**Task directions**
Scan the lines below; pull out those with "bytes".

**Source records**
[Start of section]
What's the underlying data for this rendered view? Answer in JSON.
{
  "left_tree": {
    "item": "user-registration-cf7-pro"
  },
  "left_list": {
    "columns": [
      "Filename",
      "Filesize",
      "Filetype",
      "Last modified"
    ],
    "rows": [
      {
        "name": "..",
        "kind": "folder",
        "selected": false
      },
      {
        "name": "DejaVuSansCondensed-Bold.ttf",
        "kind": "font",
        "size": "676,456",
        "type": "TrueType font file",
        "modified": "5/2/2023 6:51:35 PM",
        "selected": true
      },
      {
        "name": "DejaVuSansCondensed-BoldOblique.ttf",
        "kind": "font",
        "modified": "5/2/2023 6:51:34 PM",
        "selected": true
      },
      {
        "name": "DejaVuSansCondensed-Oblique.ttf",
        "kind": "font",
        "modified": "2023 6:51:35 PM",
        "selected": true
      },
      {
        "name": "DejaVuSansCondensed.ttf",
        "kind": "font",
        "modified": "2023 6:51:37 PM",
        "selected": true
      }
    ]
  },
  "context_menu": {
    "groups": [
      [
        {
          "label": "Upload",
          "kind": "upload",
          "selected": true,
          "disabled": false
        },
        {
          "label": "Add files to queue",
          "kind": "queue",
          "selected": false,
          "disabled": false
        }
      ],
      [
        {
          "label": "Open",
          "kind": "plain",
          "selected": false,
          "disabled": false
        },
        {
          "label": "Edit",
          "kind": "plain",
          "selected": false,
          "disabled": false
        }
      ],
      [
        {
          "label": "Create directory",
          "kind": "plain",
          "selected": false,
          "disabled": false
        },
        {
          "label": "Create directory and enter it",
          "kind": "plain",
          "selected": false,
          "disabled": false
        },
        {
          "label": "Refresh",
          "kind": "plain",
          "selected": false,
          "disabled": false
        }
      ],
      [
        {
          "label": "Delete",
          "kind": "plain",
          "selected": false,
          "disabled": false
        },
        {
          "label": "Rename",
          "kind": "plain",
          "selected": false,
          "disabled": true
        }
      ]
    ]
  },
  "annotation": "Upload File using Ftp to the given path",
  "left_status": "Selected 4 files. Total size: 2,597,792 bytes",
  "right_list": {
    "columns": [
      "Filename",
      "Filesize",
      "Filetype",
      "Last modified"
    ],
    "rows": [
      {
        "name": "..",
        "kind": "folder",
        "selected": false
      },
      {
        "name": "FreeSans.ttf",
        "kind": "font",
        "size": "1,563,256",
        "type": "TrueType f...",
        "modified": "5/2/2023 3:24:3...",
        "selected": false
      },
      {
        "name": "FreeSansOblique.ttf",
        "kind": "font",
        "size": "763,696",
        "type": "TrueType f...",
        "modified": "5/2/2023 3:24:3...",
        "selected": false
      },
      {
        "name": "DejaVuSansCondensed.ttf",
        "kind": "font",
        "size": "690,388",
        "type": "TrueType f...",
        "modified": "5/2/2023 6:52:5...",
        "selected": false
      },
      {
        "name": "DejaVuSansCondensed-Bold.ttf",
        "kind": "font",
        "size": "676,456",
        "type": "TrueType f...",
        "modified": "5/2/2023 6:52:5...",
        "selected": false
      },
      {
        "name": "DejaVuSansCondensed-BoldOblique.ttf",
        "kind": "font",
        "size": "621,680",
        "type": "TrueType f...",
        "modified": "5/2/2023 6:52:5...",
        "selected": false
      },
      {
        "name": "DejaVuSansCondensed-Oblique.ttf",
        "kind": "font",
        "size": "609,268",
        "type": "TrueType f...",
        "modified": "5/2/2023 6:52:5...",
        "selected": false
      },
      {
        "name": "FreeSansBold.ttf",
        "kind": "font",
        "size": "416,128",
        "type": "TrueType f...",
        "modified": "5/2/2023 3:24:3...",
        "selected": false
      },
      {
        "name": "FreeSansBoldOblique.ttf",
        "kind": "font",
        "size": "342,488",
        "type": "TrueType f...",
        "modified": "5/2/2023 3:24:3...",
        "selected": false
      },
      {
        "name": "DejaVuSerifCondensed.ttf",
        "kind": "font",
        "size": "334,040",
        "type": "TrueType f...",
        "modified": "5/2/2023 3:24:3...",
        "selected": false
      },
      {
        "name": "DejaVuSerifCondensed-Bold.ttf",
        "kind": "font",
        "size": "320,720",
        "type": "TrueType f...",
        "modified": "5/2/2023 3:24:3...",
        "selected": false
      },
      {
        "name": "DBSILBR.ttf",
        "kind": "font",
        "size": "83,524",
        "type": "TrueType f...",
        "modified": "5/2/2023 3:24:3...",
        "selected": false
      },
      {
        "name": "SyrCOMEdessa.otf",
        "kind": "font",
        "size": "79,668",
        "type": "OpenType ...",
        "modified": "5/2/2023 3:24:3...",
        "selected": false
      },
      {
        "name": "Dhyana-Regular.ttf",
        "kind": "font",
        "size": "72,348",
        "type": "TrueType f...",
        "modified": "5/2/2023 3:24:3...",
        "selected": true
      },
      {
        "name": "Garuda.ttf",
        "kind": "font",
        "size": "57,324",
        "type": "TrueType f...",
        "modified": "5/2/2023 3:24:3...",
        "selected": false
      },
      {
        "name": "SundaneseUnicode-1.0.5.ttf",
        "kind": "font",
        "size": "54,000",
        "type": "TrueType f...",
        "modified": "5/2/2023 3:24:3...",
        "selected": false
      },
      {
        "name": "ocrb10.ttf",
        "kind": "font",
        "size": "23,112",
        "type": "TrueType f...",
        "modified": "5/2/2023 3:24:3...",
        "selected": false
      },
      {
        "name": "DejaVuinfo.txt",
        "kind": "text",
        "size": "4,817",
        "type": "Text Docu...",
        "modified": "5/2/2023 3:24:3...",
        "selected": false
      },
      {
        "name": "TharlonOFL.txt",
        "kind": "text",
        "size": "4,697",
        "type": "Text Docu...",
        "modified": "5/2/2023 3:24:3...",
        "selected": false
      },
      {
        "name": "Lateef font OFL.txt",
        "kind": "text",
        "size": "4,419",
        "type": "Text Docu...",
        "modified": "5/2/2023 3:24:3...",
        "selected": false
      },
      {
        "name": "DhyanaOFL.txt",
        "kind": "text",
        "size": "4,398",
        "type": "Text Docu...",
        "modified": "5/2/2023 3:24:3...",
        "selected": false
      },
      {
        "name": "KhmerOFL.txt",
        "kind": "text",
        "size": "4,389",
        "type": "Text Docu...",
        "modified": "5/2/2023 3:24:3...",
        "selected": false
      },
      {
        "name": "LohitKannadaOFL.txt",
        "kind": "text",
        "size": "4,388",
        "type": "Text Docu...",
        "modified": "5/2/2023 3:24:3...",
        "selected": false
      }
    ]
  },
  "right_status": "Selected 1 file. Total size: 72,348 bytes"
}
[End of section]
**Your solution**
  "left_status": "Selected 4 files. Total size: 2,597,792 bytes",
  "right_status": "Selected 1 file. Total size: 72,348 bytes"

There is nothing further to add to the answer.